Mobile experience is critical to business success
A new IBM study shows us that CMOs and e-commerce leaders in many companies recognize that mobility is a critical element in achieving business goals, but 2/3 of those same professionals recognize that they lack the necessary knowledge To understand the mobile user experience. With 89% of customers opting to switch providers after a poor experience, companies are turning to the big data and digital analysis to better understand the omnicanal customer.
Mobile traffic continues to grow, and study participants now attribute 19% of the total traffic to a mobile device. But companies continue to provide their customers with a quality mobile experience, with 40% of businesses agreeing that it is more difficult to deliver a quality mobile experience than on desktops.

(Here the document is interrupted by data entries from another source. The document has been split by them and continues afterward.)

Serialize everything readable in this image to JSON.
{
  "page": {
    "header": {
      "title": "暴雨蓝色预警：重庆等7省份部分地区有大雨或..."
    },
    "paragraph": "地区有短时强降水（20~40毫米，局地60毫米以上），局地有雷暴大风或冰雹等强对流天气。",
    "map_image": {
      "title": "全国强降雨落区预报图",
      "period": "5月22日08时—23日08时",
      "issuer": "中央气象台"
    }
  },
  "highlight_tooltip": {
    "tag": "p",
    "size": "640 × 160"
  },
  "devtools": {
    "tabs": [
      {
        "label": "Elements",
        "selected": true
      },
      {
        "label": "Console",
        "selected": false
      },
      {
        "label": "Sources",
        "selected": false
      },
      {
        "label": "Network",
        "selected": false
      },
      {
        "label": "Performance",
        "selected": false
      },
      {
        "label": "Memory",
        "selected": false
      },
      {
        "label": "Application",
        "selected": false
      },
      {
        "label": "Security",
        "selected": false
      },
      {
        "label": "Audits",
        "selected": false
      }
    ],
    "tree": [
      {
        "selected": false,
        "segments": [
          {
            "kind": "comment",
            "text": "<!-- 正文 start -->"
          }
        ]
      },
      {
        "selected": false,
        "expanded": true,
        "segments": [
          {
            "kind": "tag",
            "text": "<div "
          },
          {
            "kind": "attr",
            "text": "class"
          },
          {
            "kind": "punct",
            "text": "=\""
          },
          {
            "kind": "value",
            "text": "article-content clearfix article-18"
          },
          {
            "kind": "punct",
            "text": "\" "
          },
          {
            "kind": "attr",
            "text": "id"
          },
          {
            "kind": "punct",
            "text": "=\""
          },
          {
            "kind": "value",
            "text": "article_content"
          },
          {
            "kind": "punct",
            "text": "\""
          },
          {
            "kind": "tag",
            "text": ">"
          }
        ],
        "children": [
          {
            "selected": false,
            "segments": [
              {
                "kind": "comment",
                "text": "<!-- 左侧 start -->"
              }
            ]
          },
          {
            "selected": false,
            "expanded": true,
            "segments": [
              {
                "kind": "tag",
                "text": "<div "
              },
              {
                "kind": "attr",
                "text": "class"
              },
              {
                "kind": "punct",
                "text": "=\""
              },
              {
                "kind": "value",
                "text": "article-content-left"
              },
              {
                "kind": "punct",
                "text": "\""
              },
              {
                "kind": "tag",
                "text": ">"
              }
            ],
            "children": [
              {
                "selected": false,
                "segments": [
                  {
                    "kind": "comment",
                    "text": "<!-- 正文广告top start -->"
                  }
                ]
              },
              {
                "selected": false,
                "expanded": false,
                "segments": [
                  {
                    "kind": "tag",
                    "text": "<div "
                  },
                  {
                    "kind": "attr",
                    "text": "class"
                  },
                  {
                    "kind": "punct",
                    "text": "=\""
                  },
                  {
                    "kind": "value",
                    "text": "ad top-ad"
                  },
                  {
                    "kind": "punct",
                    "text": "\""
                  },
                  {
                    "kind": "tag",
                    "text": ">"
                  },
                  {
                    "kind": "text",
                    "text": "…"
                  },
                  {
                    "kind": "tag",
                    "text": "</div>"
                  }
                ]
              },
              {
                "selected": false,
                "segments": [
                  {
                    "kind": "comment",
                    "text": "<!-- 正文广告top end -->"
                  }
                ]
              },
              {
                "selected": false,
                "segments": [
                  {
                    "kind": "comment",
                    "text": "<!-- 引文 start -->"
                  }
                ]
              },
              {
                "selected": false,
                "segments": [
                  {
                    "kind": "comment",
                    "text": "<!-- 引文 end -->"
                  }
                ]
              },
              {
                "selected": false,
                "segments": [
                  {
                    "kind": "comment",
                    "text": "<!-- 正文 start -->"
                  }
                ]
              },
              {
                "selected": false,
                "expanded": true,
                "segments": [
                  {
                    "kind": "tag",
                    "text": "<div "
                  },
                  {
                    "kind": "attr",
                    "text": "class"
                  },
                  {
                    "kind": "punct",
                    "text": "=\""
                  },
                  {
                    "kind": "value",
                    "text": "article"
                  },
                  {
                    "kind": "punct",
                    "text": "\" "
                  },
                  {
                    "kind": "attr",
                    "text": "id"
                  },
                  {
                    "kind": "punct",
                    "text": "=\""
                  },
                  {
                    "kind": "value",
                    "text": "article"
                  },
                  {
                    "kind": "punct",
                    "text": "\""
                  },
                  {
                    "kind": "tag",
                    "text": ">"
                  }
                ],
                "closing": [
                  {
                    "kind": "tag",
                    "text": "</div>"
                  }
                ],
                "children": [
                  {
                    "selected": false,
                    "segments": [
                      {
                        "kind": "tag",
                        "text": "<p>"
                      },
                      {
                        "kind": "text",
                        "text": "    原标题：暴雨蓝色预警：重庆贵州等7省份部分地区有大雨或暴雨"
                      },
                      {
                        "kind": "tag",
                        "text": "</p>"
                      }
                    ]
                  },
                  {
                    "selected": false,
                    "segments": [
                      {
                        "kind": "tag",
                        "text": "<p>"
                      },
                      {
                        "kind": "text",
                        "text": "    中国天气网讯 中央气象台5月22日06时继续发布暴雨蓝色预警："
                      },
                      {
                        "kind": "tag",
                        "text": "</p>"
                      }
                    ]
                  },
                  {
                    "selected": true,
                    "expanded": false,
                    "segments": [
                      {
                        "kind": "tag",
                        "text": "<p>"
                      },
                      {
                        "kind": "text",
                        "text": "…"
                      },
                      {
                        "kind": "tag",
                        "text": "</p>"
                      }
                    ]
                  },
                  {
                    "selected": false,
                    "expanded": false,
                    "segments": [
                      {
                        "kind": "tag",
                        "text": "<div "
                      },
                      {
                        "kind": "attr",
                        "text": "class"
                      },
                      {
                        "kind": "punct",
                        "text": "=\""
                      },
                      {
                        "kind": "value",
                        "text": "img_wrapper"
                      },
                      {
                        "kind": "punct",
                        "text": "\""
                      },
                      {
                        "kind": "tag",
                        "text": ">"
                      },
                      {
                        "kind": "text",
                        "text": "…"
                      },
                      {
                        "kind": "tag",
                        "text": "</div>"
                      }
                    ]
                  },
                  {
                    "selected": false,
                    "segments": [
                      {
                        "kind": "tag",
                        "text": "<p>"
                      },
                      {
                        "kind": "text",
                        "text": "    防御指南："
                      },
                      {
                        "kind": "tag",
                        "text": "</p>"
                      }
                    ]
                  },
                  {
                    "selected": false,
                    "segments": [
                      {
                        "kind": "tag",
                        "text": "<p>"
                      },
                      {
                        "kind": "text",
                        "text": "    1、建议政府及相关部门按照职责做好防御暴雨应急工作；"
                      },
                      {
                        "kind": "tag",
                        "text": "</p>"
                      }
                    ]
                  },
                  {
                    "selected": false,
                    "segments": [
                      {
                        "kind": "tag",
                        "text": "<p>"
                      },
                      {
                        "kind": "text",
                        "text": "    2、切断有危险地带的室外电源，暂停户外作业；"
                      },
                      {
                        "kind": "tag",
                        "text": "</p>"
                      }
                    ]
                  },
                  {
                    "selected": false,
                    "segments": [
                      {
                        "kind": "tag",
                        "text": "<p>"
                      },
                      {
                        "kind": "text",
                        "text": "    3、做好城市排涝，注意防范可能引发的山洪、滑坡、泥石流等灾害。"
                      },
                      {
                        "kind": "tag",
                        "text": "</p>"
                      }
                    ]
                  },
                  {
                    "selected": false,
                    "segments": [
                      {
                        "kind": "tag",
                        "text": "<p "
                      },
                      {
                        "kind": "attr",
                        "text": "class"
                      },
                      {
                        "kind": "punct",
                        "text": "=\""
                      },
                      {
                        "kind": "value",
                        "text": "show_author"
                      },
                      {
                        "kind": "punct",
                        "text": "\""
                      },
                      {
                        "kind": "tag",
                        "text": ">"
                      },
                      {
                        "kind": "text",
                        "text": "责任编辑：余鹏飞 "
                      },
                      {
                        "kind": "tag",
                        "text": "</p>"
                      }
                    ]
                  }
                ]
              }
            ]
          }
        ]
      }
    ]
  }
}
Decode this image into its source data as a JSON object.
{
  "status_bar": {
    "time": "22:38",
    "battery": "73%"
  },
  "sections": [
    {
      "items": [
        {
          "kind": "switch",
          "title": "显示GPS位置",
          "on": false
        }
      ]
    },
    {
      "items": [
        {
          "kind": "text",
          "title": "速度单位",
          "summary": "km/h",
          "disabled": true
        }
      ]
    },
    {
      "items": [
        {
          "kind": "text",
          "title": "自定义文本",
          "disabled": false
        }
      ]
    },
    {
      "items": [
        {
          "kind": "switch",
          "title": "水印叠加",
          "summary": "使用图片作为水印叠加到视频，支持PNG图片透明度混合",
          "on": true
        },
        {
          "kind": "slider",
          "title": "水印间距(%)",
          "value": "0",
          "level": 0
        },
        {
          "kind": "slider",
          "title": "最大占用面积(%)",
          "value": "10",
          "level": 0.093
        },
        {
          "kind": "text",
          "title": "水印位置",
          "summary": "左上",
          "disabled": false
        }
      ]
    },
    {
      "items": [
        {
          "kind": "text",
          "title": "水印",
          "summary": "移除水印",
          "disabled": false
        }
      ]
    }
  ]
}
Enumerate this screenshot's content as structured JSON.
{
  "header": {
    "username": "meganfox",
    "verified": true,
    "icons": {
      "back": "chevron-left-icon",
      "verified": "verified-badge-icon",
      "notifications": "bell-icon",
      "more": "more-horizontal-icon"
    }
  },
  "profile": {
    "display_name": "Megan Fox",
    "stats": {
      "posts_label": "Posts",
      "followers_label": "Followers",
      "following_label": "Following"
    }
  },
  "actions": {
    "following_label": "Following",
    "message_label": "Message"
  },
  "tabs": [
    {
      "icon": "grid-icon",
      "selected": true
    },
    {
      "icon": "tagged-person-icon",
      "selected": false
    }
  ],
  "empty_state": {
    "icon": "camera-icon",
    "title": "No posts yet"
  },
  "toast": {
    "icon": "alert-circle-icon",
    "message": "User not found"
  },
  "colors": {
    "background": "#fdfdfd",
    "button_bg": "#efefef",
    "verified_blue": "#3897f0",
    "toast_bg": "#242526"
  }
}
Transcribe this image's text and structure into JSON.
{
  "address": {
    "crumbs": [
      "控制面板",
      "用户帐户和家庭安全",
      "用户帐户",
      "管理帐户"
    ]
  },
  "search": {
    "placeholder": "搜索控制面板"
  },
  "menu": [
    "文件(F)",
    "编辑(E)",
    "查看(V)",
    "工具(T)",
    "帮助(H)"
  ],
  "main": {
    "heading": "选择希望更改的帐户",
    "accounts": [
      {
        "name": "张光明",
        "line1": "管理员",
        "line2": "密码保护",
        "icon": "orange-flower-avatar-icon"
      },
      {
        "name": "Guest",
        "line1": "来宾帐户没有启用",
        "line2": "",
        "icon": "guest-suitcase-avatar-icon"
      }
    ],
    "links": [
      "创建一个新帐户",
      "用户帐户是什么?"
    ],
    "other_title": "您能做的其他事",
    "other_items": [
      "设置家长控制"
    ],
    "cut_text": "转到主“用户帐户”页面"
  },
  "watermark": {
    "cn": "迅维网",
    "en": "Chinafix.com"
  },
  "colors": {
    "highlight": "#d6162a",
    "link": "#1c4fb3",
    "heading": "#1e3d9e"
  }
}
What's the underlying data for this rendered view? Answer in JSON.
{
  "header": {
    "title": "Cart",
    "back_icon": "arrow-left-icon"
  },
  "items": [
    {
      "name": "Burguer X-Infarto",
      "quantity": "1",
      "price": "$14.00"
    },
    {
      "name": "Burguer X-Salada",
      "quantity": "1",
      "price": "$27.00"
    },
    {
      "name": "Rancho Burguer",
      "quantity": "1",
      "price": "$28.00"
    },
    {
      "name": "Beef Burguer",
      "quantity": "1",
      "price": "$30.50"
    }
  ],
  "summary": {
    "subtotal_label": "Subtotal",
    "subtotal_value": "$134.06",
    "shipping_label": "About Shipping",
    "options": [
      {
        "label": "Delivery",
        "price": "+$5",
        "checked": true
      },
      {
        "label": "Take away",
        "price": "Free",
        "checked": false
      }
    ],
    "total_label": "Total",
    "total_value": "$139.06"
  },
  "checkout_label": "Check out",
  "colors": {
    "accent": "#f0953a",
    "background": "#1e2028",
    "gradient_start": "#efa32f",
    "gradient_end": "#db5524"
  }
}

For many companies, their response to the need to create a mobile experience has been simply to adapt a web page instead of building a mobile experience from the bottom up, with 70% of the study participants describing their multichannel experience for customers as “Reasonable” or “poor”. So it is not surprising that the three most important elements that companies face are poor navigation, problems derived from the size of the screen, and problems filling forms.
The study, titled “Reducing Customer Struggle 2013,” was conducted for IBM by Econsultacy consultancy and interviewed more than 500 professionals from around the world from a wide range of sectors, Including distribution, financial services, travel and customer services. While mobility was clearly placed as the main problem for many companies, the study found that the challenges facing the customer experience, both in terms of identifying problems and how to solve them, remains an element of concern. Only 7% of companies indicated that they have a perfect understanding of the customer’s online experience, yet it is 3 points higher than the 2012 edition. 78% of the respondents said their understanding was “good.” In particular, the companies understand the customer very well in the initial phase of sales, but fail in the buying phases and, above all, in the abandonment and abandonment of the shopping carts.
Offline and digital integration is still lacking. Only 4% of participants stated that they provided an “excellent” multichannel experience. Most expressed themselves by saying that their experience was “reasonable” or even “poor”. Integration between offline and online is still an obstacle for most companies. Many companies are limited to basic functionality such as including store physical location information, contact details, and opening hours.
73% of companies are planning to increase their investment in online channels this year, 72% said they also do it on mobile channels and 53% of companies expect to increase their investment in social networks. In contrast, more than two-thirds of respondents indicated that they expected or maintained or reduced the same level of investment in offline channels.